Hkakabo-Razi mountain situates in the most northern frontier of Myanmar, rises up to 19315 ft above sea level and located in the Kachin State. The name Hkakabo -Razi is derived from Tibetan word which means Snow White Mountain or Ridge. It ranks first in terms of altitude compared with its satellite massifs, Namni-l’ka (peak of the Adung Valley, 15297 feet) and Diphuk-ha (peak of the Seingku valley, 14300 feet). The lofty Hkakabo-Razi accentuates in Ayeyawady plateau. Its peak is enveloped with snow throughout the year and offers enchanting splendorous natural scenery, peace and tranquillity. In summer, the alpine plants which were buried under the deep snow during long cold months blossom as fast as snow melts when exposed to light and warmth of the sunshine.

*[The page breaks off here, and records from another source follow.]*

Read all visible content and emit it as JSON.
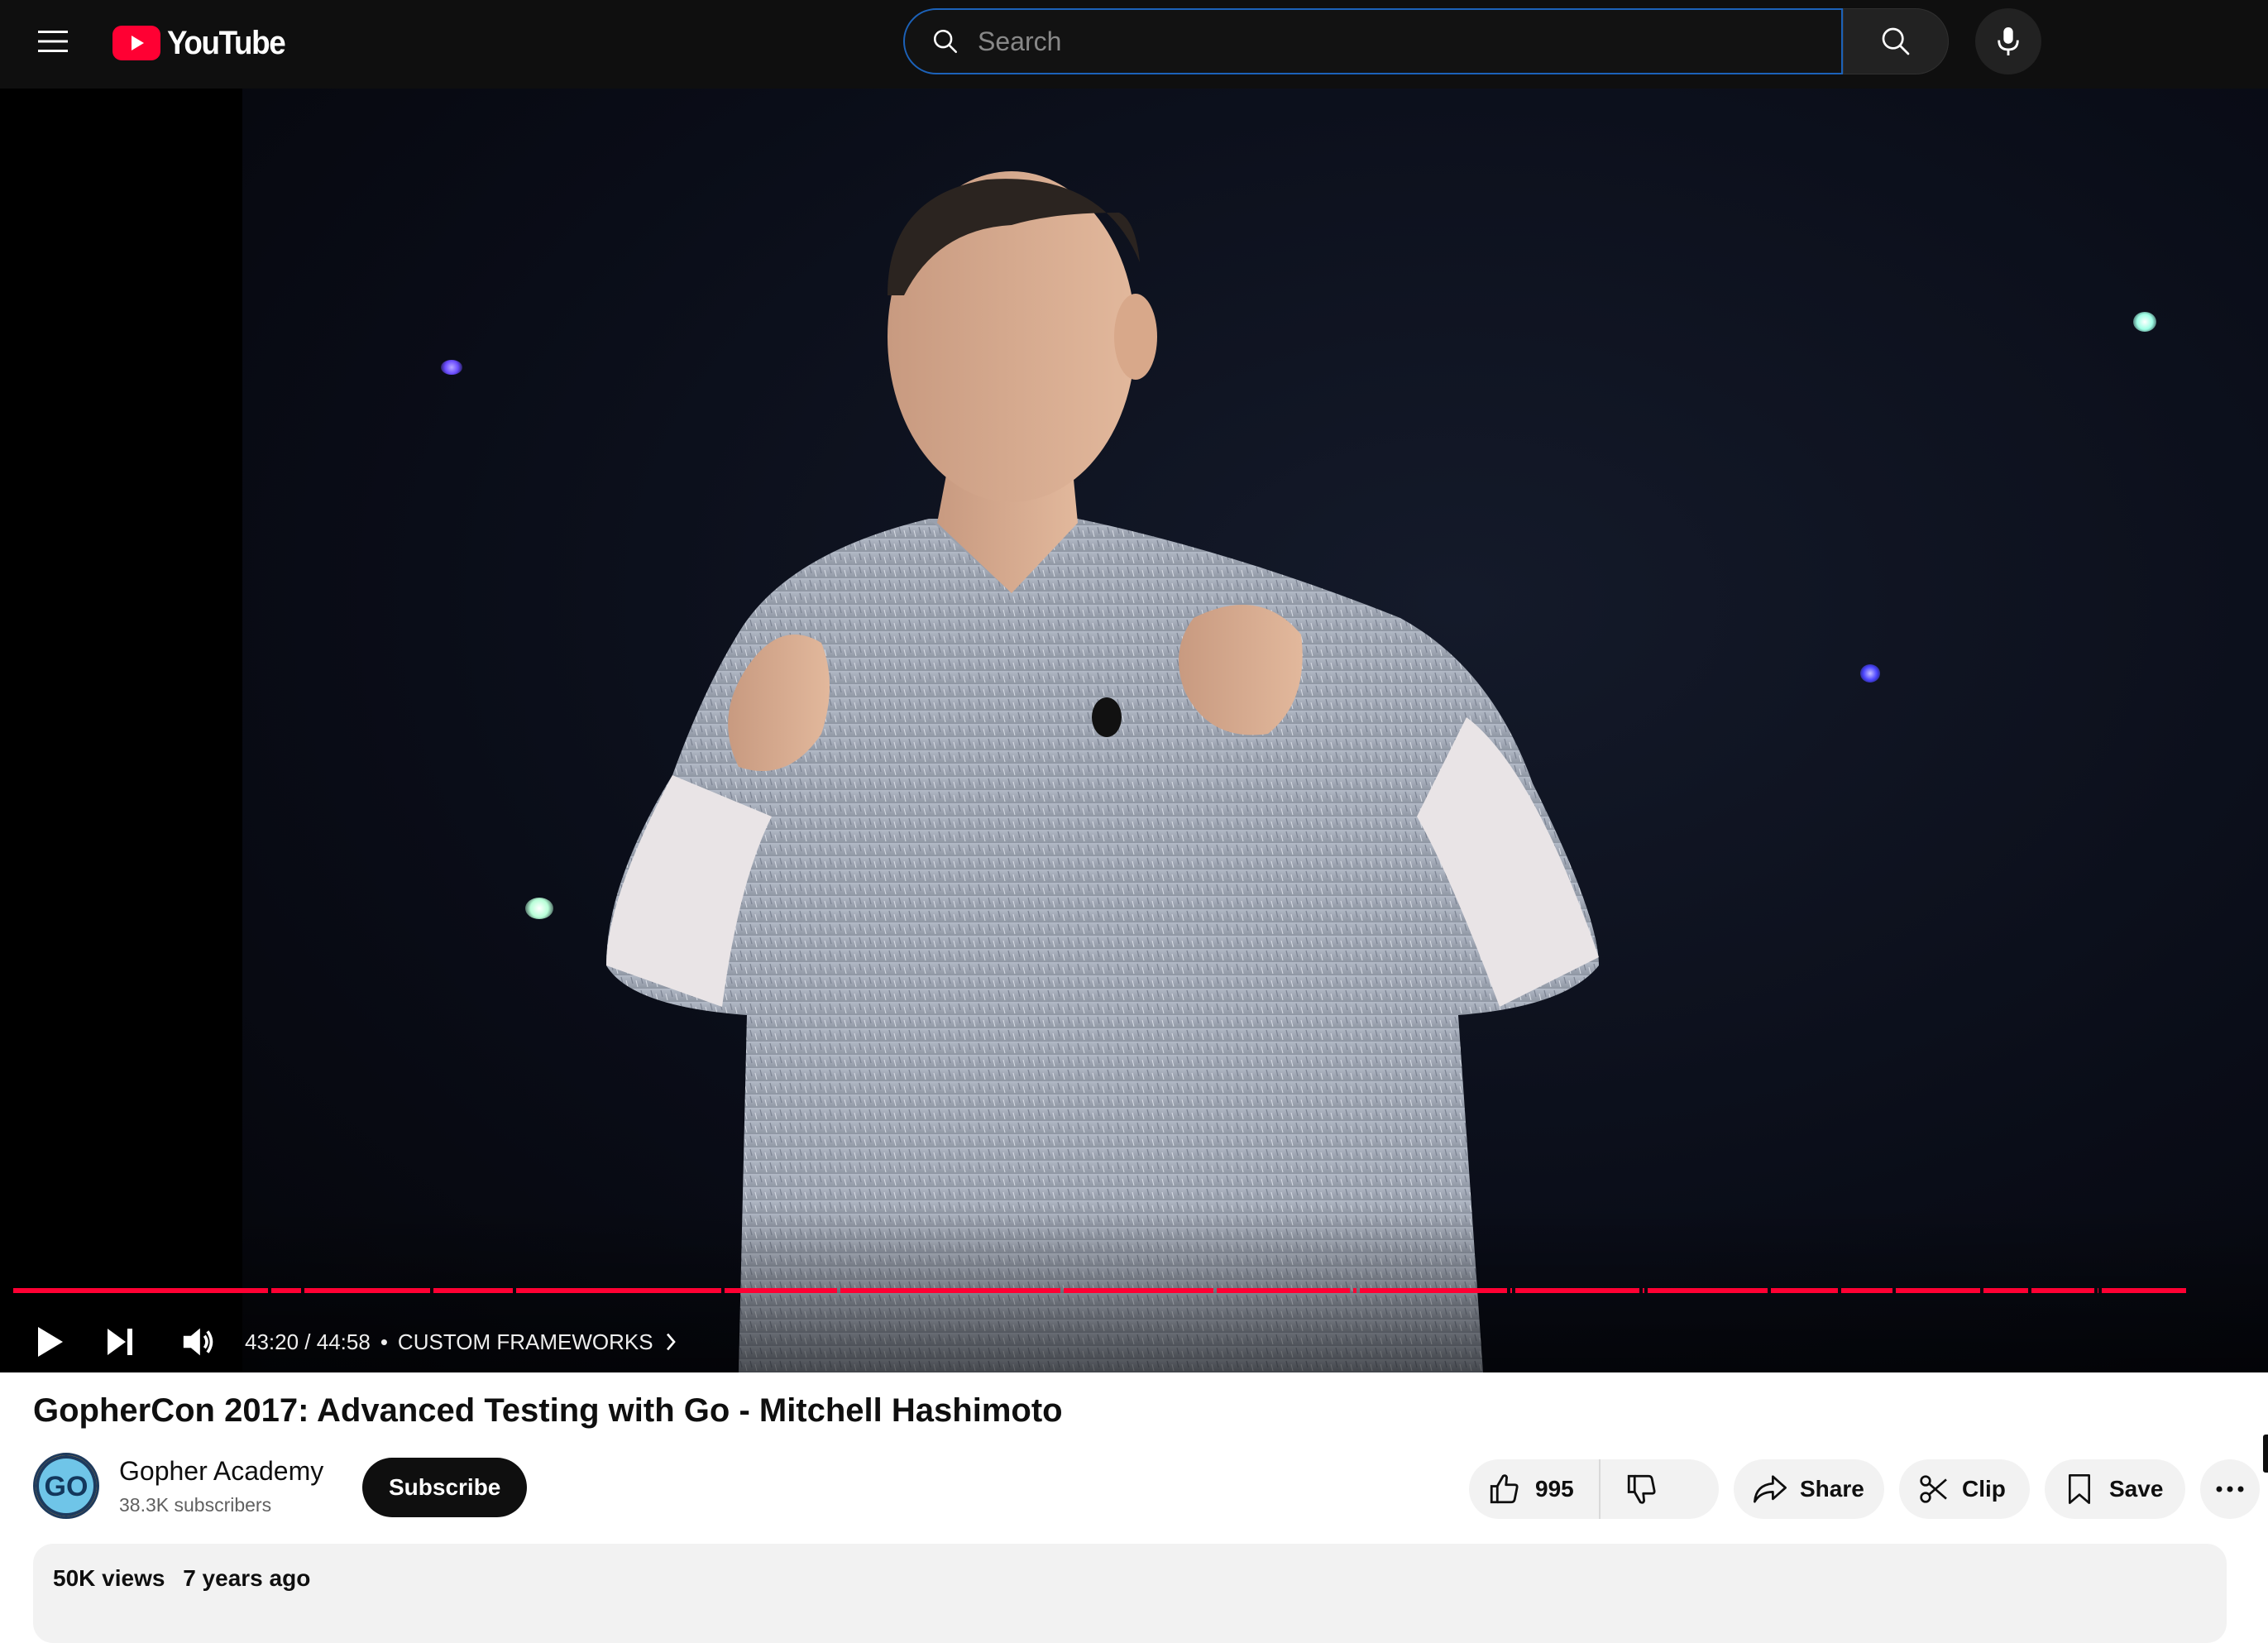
{
  "app": {
    "logo_text": "YouTube",
    "brand_color": "#ff0033"
  },
  "search": {
    "placeholder": "Search",
    "value": ""
  },
  "icons": {
    "menu": "hamburger-menu-icon",
    "search": "magnifier-icon",
    "mic": "microphone-icon",
    "play": "play-icon",
    "next": "skip-next-icon",
    "volume": "volume-icon",
    "chapter": "chevron-right-icon",
    "like": "thumbs-up-icon",
    "dislike": "thumbs-down-icon",
    "share": "share-arrow-icon",
    "clip": "scissors-icon",
    "save": "bookmark-icon",
    "more": "ellipsis-icon"
  },
  "player": {
    "time_display": "43:20 / 44:58",
    "chapter_separator": "•",
    "chapter_title": "CUSTOM FRAMEWORKS",
    "progress_fraction": 0.9637,
    "progress_color": "#ff0033"
  },
  "video": {
    "title": "GopherCon 2017: Advanced Testing with Go - Mitchell Hashimoto",
    "views": "50K views",
    "age": "7 years ago"
  },
  "channel": {
    "name": "Gopher Academy",
    "subscribers": "38.3K subscribers",
    "avatar_text": "GO"
  },
  "actions": {
    "subscribe": "Subscribe",
    "like_count": "995",
    "share": "Share",
    "clip": "Clip",
    "save": "Save"
  }
}
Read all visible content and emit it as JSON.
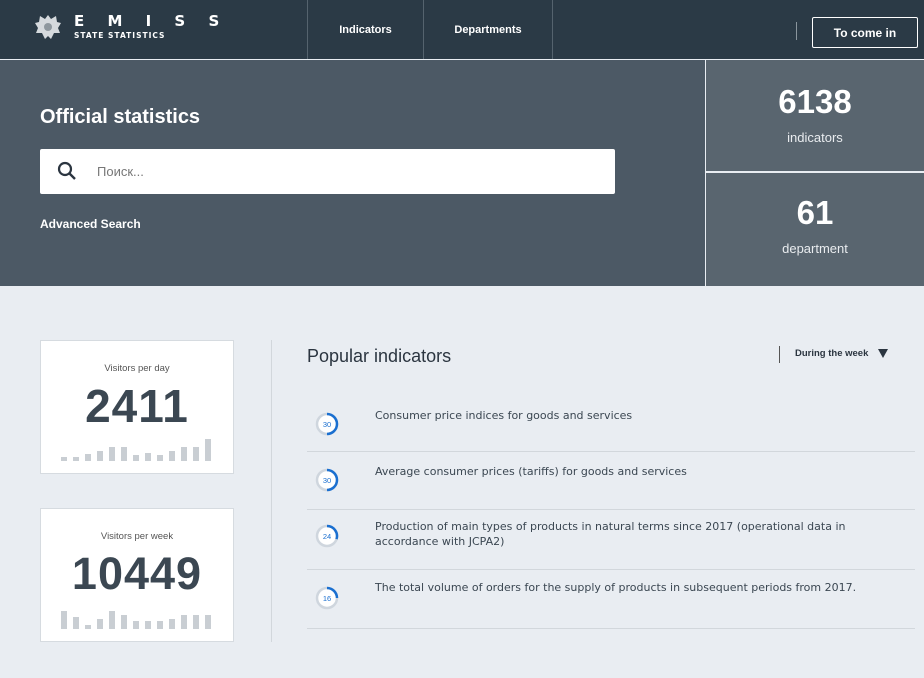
{
  "header": {
    "brand_title": "E M I S S",
    "brand_subtitle": "STATE STATISTICS",
    "nav": [
      "Indicators",
      "Departments"
    ],
    "login_label": "To come in"
  },
  "hero": {
    "title": "Official statistics",
    "search_placeholder": "Поиск...",
    "advanced_search": "Advanced Search",
    "stats": [
      {
        "value": "6138",
        "label": "indicators"
      },
      {
        "value": "61",
        "label": "department"
      }
    ]
  },
  "visitors": {
    "day": {
      "label": "Visitors per day",
      "value": "2411"
    },
    "week": {
      "label": "Visitors per week",
      "value": "10449"
    }
  },
  "popular": {
    "title": "Popular indicators",
    "period": "During the week",
    "items": [
      {
        "count": "30",
        "text": "Consumer price indices for goods and services"
      },
      {
        "count": "30",
        "text": "Average consumer prices (tariffs) for goods and services"
      },
      {
        "count": "24",
        "text": "Production of main types of products in natural terms since 2017 (operational data in accordance with JCPA2)"
      },
      {
        "count": "16",
        "text": "The total volume of orders for the supply of products in subsequent periods from 2017."
      }
    ]
  },
  "colors": {
    "nav_bg": "#2b3a46",
    "hero_bg": "#4c5965",
    "stat_bg": "#59656f",
    "page_bg": "#e9edf2",
    "accent": "#1a6fd0"
  }
}
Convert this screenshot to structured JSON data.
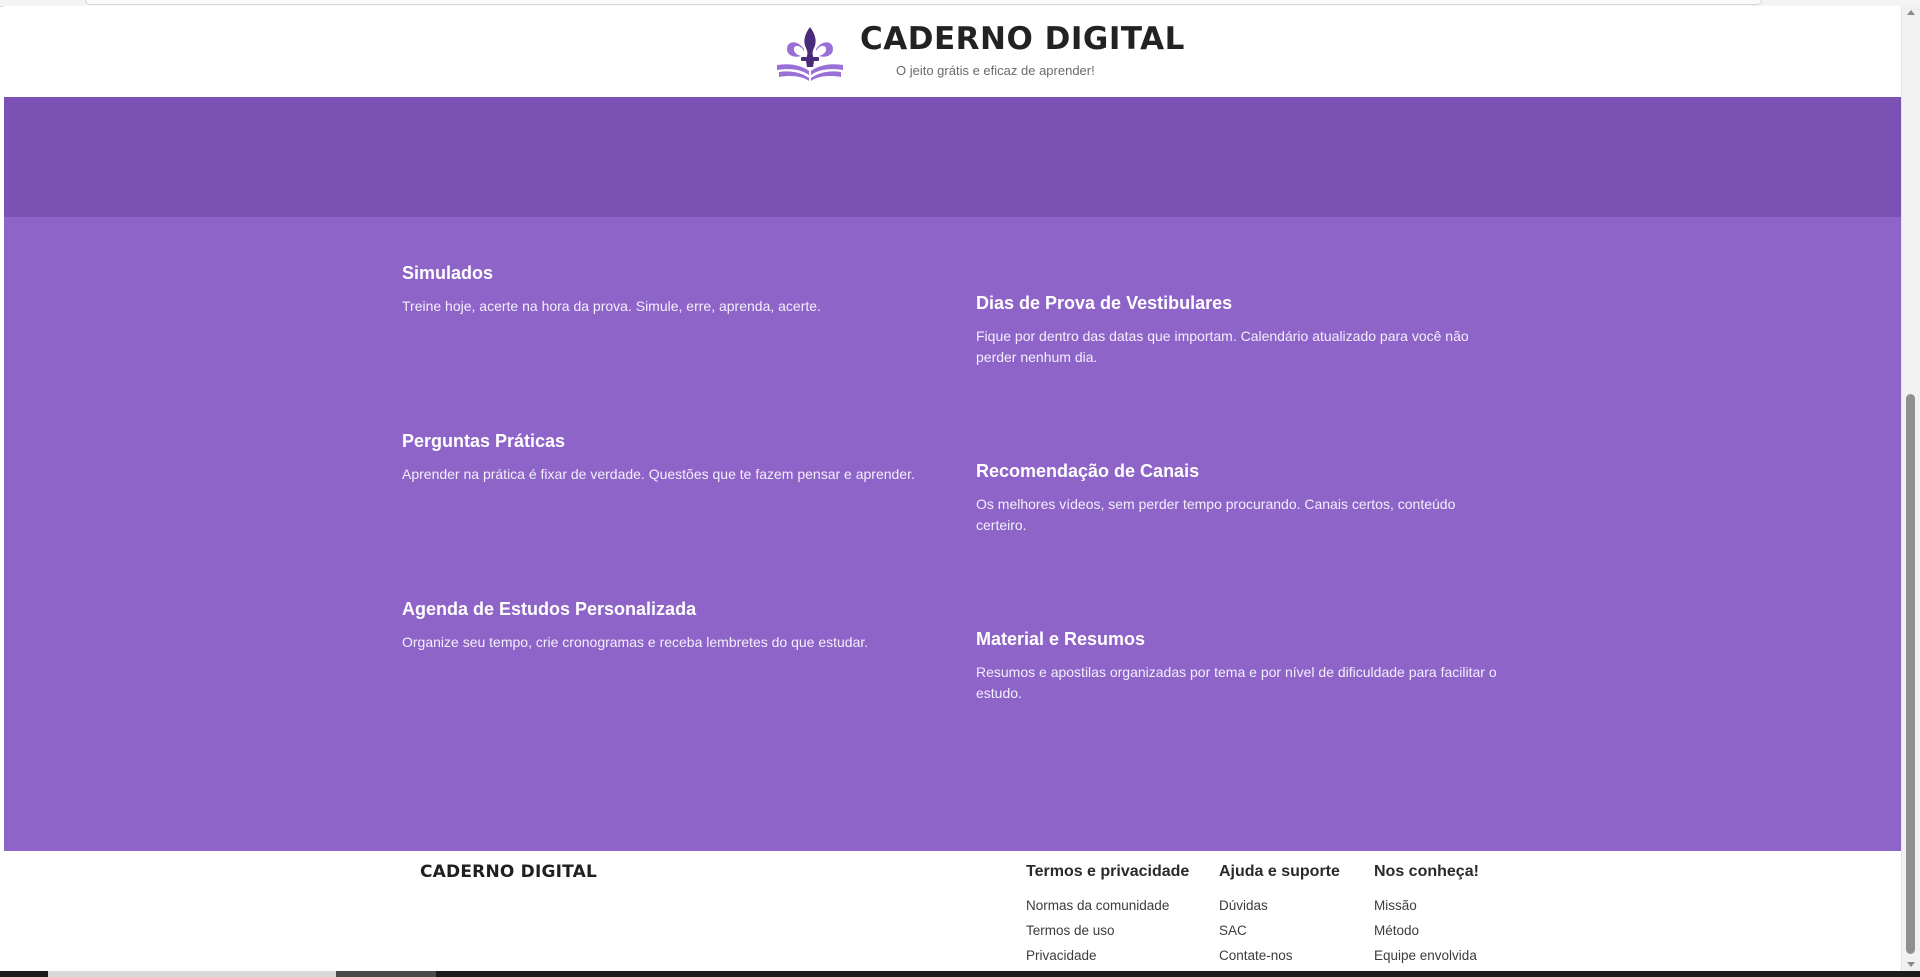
{
  "header": {
    "brand_title": "CADERNO DIGITAL",
    "tagline": "O jeito grátis e eficaz de aprender!",
    "logo_icon": "fleur-de-lis-book-icon"
  },
  "features": [
    {
      "title": "Simulados",
      "description": "Treine hoje, acerte na hora da prova. Simule, erre, aprenda, acerte."
    },
    {
      "title": "Dias de Prova de Vestibulares",
      "description": "Fique por dentro das datas que importam. Calendário atualizado para você não perder nenhum dia."
    },
    {
      "title": "Perguntas Práticas",
      "description": "Aprender na prática é fixar de verdade. Questões que te fazem pensar e aprender."
    },
    {
      "title": "Recomendação de Canais",
      "description": "Os melhores vídeos, sem perder tempo procurando. Canais certos, conteúdo certeiro."
    },
    {
      "title": "Agenda de Estudos Personalizada",
      "description": "Organize seu tempo, crie cronogramas e receba lembretes do que estudar."
    },
    {
      "title": "Material e Resumos",
      "description": "Resumos e apostilas organizadas por tema e por nível de dificuldade para facilitar o estudo."
    }
  ],
  "footer": {
    "brand": "CADERNO DIGITAL",
    "columns": [
      {
        "heading": "Termos e privacidade",
        "links": [
          "Normas da comunidade",
          "Termos de uso",
          "Privacidade"
        ]
      },
      {
        "heading": "Ajuda e suporte",
        "links": [
          "Dúvidas",
          "SAC",
          "Contate-nos"
        ]
      },
      {
        "heading": "Nos conheça!",
        "links": [
          "Missão",
          "Método",
          "Equipe envolvida"
        ]
      }
    ]
  },
  "colors": {
    "hero_band": "#7b51b3",
    "features_bg": "#8e64c9",
    "logo_dark": "#4a2a7a",
    "logo_light": "#9a6fd6"
  }
}
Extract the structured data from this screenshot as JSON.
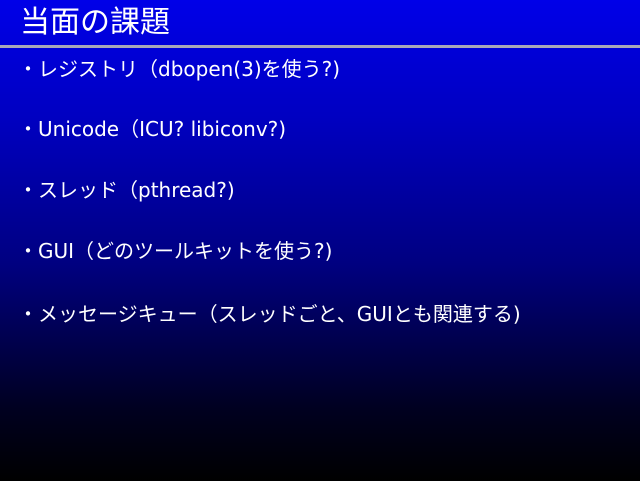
{
  "slide": {
    "title": "当面の課題",
    "bullets": [
      "・レジストリ（dbopen(3)を使う?)",
      "・Unicode（ICU? libiconv?)",
      "・スレッド（pthread?)",
      "・GUI（どのツールキットを使う?)",
      "・メッセージキュー（スレッドごと、GUIとも関連する)"
    ]
  }
}
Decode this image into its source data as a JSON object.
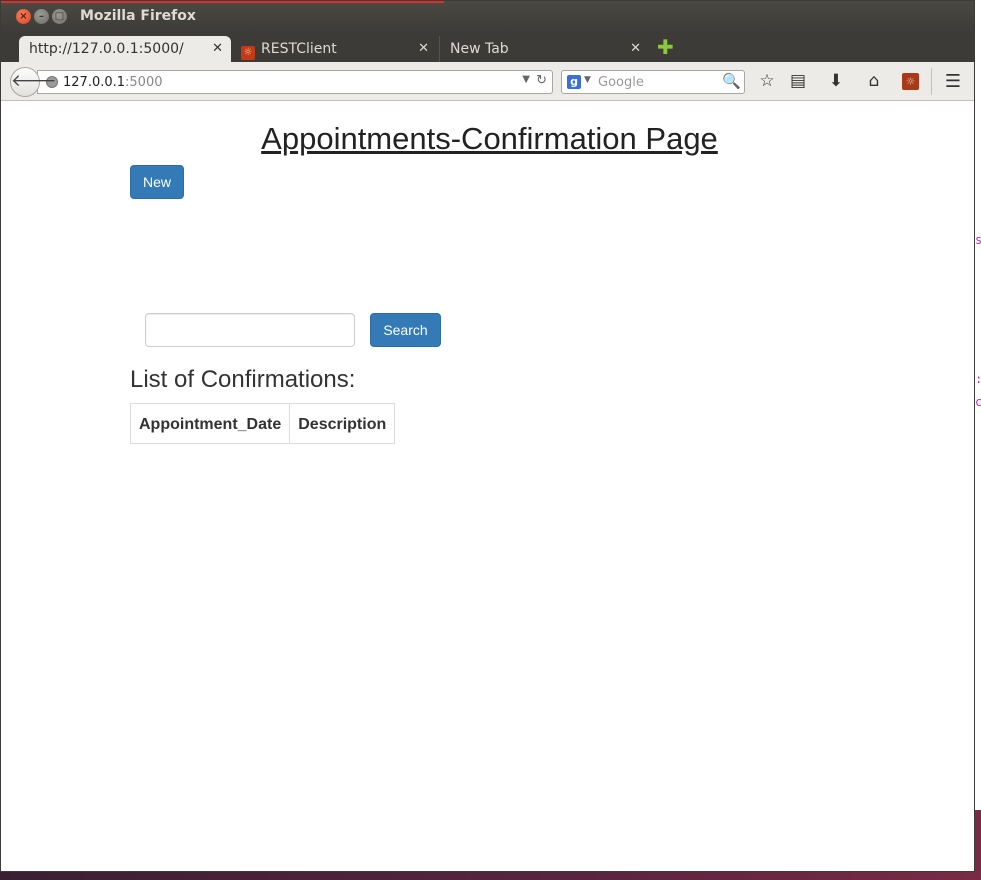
{
  "window": {
    "title": "Mozilla Firefox"
  },
  "tabs": [
    {
      "label": "http://127.0.0.1:5000/",
      "active": true
    },
    {
      "label": "RESTClient",
      "active": false,
      "icon": "restclient-icon"
    },
    {
      "label": "New Tab",
      "active": false
    }
  ],
  "navbar": {
    "url_host": "127.0.0.1",
    "url_port": ":5000",
    "search_placeholder": "Google"
  },
  "page": {
    "title": "Appointments-Confirmation Page",
    "new_button": "New",
    "search_input_value": "",
    "search_button": "Search",
    "list_heading": "List of Confirmations:",
    "table": {
      "columns": [
        "Appointment_Date",
        "Description"
      ],
      "rows": []
    }
  },
  "colors": {
    "primary_button": "#337ab7",
    "titlebar": "#3c3b37",
    "close_button": "#d9451e",
    "new_tab_plus": "#8dc63f"
  }
}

Hkakabo-Razi lured and inspired the plant hunters, naturalists, conservationists, artists and poets with its subline mystic natural beauty, leaving behind scripts, poems and botanical nomenclature.
The radiating colourful blooming flowers amid the melting snow offer the breath taking view and charm the visitors with fascination. It is a sylvan heaven of flora and a unique natural feature. It will surely occupy a very special place in the hearts of the nature loving tourism. The natural beauty and grandeur of the Hkakabo-Razi will engender the mountain climbers and ecological minded tourists with wonder.
Hkakabo-Razi is the unique wonder and it will become a major attraction of nature-based tourism in the near future, as the environment is closely interweaved with human way of life. Important natural resources like Hkakabo-Razi contribute the happiness and well-being of mankind, particularly considering the unspoilt naturalness of the biogeographic features of the northern frontier of Myanmar.
Forest Department under the Ministry of Forestry is on the way to inventory the flora and fauna for the establishment of a Nature reserve or a National Park to represent the Indo-Chinese bio-region and the Malaya-Realm, since Myanmar possesses the best opportunity in the region for developing a truly representative protected area systems. Snow capped Hkakabo-Razi, accentuated amid the lush and verdant mountainous country, offers the unparalleled opportunity for the preservation of invaluable national heritage and natural beauty of Ayeyawady.
Today, the needs for protection of the natural world and the establishment of friendly relations among neighbouring countries are called for the formation of Transfrontier Reserves to support the regional environmental cooperation with the purposes of conserving biodiversity and of building confidence between the countries straddling one or more national boundaries. In other words, Transfrontier Reserve being addressed here is aimed to be jointly administered, demilitarized and fully protected, extending over the buffer zone of the interstate boundaries. It would, then, assure the environmental security and social security with its political, economic and ethical elements.
In the joint efforts to form Transfrontier Reserve, Hkakabo-Razi with its unique biogeographic features at northern Myanmar, will contribute the achievement of environmentally sound and equitable/sustainable development of Ayeyawady landscape for present and future generations of neighbouring countries at both their local and national levels. It would strengthen confidence, friendship, and cooperation among contiguous countries. Indigenous folora and fauna would be subsequently guarded,
thereby contributing to the protection of global biodiversity.
(The author is a retired Deputy Diretor General of the Forest Department and former Director of Wildlife and Sanctuaries Division.)